STORED DATA:
▬▬▬▬▬▬▬▬▬▬
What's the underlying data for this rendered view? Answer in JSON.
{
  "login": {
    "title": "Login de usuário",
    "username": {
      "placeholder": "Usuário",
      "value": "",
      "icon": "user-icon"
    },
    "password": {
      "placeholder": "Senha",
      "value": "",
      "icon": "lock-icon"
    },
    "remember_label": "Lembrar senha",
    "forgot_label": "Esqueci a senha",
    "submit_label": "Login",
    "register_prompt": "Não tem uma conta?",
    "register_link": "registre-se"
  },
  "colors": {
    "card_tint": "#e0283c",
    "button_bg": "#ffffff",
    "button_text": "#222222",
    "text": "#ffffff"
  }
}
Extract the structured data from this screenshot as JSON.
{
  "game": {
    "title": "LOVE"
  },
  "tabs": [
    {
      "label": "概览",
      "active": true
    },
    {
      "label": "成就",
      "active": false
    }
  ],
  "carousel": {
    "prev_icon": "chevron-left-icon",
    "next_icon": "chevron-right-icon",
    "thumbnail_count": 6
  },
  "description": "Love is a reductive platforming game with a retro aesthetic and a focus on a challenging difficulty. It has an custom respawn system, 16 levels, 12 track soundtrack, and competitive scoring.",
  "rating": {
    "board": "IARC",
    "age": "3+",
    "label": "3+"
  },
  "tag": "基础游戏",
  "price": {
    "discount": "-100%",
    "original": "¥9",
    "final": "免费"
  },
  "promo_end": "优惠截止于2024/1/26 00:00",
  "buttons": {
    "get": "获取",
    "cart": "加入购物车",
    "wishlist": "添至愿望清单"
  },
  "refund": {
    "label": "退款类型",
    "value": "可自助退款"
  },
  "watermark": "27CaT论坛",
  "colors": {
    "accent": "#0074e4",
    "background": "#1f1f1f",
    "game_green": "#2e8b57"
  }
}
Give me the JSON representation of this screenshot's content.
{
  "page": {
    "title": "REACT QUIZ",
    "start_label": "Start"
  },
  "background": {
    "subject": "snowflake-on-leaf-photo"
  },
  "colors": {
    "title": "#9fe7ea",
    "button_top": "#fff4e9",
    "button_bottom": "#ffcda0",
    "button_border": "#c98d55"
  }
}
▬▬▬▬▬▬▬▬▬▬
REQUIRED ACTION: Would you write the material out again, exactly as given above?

RESPONSE BELOW:
What's the underlying data for this rendered view? Answer in JSON.
{
  "login": {
    "title": "Login de usuário",
    "username": {
      "placeholder": "Usuário",
      "value": "",
      "icon": "user-icon"
    },
    "password": {
      "placeholder": "Senha",
      "value": "",
      "icon": "lock-icon"
    },
    "remember_label": "Lembrar senha",
    "forgot_label": "Esqueci a senha",
    "submit_label": "Login",
    "register_prompt": "Não tem uma conta?",
    "register_link": "registre-se"
  },
  "colors": {
    "card_tint": "#e0283c",
    "button_bg": "#ffffff",
    "button_text": "#222222",
    "text": "#ffffff"
  }
}
Extract the structured data from this screenshot as JSON.
{
  "game": {
    "title": "LOVE"
  },
  "tabs": [
    {
      "label": "概览",
      "active": true
    },
    {
      "label": "成就",
      "active": false
    }
  ],
  "carousel": {
    "prev_icon": "chevron-left-icon",
    "next_icon": "chevron-right-icon",
    "thumbnail_count": 6
  },
  "description": "Love is a reductive platforming game with a retro aesthetic and a focus on a challenging difficulty. It has an custom respawn system, 16 levels, 12 track soundtrack, and competitive scoring.",
  "rating": {
    "board": "IARC",
    "age": "3+",
    "label": "3+"
  },
  "tag": "基础游戏",
  "price": {
    "discount": "-100%",
    "original": "¥9",
    "final": "免费"
  },
  "promo_end": "优惠截止于2024/1/26 00:00",
  "buttons": {
    "get": "获取",
    "cart": "加入购物车",
    "wishlist": "添至愿望清单"
  },
  "refund": {
    "label": "退款类型",
    "value": "可自助退款"
  },
  "watermark": "27CaT论坛",
  "colors": {
    "accent": "#0074e4",
    "background": "#1f1f1f",
    "game_green": "#2e8b57"
  }
}
Give me the JSON representation of this screenshot's content.
{
  "page": {
    "title": "REACT QUIZ",
    "start_label": "Start"
  },
  "background": {
    "subject": "snowflake-on-leaf-photo"
  },
  "colors": {
    "title": "#9fe7ea",
    "button_top": "#fff4e9",
    "button_bottom": "#ffcda0",
    "button_border": "#c98d55"
  }
}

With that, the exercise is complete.